● Provided records

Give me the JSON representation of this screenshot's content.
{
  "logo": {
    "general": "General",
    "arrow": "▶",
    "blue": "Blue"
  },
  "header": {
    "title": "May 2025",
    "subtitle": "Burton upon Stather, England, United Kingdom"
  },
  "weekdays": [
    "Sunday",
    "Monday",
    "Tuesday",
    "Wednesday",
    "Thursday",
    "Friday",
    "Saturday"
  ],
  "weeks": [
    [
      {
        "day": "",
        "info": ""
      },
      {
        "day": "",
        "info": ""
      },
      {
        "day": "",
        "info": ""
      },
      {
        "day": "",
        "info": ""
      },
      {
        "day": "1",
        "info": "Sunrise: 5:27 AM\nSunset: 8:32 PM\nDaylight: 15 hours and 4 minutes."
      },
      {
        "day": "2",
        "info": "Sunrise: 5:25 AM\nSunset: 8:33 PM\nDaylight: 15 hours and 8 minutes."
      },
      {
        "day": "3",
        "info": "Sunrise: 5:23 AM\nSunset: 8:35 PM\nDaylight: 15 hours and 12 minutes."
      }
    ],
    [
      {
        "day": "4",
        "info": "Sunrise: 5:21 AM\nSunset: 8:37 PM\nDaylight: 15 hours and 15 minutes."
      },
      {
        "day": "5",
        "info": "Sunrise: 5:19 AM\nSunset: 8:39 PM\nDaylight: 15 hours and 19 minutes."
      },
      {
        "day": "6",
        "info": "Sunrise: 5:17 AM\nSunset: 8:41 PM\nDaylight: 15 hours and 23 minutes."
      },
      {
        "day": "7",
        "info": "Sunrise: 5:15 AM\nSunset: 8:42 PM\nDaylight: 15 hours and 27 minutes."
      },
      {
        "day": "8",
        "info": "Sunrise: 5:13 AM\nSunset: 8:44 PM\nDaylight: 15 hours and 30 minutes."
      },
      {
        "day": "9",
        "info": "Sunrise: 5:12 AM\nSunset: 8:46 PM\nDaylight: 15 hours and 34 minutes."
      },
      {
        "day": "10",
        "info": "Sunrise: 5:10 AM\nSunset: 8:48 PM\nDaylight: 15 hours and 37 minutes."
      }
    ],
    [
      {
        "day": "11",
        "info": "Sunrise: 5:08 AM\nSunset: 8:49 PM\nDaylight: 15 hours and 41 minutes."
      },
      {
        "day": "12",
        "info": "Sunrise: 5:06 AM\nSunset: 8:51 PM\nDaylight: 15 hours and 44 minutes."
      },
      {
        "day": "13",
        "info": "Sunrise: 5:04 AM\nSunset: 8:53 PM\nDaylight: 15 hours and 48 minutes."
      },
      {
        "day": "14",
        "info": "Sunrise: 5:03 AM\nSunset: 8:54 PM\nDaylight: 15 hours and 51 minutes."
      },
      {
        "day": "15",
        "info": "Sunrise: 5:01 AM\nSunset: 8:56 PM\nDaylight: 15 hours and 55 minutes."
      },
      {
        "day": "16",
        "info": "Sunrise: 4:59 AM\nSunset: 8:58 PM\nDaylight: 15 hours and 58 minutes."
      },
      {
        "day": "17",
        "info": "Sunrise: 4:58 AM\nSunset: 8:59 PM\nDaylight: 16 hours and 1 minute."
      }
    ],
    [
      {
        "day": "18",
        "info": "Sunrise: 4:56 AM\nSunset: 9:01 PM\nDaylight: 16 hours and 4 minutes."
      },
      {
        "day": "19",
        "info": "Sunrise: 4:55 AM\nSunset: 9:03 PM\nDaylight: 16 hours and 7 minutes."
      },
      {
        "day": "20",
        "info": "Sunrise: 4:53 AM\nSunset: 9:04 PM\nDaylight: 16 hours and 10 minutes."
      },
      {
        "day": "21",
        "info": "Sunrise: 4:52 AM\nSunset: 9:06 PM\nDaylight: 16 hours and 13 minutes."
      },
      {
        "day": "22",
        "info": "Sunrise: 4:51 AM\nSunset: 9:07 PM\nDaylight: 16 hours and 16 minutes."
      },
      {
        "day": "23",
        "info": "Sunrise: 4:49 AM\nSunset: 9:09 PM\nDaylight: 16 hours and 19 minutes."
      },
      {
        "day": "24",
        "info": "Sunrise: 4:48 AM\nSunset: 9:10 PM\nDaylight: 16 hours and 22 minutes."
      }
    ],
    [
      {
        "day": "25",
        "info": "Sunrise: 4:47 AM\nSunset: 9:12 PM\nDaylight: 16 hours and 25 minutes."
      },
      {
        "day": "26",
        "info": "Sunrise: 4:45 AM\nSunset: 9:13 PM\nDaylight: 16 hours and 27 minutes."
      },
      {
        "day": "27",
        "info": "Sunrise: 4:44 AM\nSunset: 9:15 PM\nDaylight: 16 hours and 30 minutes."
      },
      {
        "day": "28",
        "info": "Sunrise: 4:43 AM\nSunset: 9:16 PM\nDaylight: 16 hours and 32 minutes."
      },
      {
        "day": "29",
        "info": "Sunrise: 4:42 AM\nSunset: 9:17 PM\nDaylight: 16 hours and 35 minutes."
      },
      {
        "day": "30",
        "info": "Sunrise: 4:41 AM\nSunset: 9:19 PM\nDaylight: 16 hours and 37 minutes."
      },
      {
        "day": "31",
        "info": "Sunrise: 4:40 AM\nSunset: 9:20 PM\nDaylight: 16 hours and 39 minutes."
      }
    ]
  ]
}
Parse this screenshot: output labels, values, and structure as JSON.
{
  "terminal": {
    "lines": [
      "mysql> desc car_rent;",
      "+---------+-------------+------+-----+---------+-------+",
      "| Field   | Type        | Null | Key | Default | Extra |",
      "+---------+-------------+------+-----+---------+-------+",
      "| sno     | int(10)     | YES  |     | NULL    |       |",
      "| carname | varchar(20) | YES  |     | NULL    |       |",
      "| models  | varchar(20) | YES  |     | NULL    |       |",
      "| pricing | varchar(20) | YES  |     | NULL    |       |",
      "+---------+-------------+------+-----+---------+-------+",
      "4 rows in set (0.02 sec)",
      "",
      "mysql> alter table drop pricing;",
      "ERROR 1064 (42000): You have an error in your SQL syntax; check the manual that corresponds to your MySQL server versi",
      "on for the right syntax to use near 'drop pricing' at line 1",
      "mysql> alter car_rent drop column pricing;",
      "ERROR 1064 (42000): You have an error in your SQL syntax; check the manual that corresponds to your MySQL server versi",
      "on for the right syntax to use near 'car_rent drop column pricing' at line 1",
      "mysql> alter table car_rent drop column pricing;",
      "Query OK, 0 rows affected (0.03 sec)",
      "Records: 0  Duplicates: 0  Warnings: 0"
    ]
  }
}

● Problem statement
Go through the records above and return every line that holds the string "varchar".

● Task response
      "| carname | varchar(20) | YES  |     | NULL    |       |",
      "| models  | varchar(20) | YES  |     | NULL    |       |",
      "| pricing | varchar(20) | YES  |     | NULL    |       |",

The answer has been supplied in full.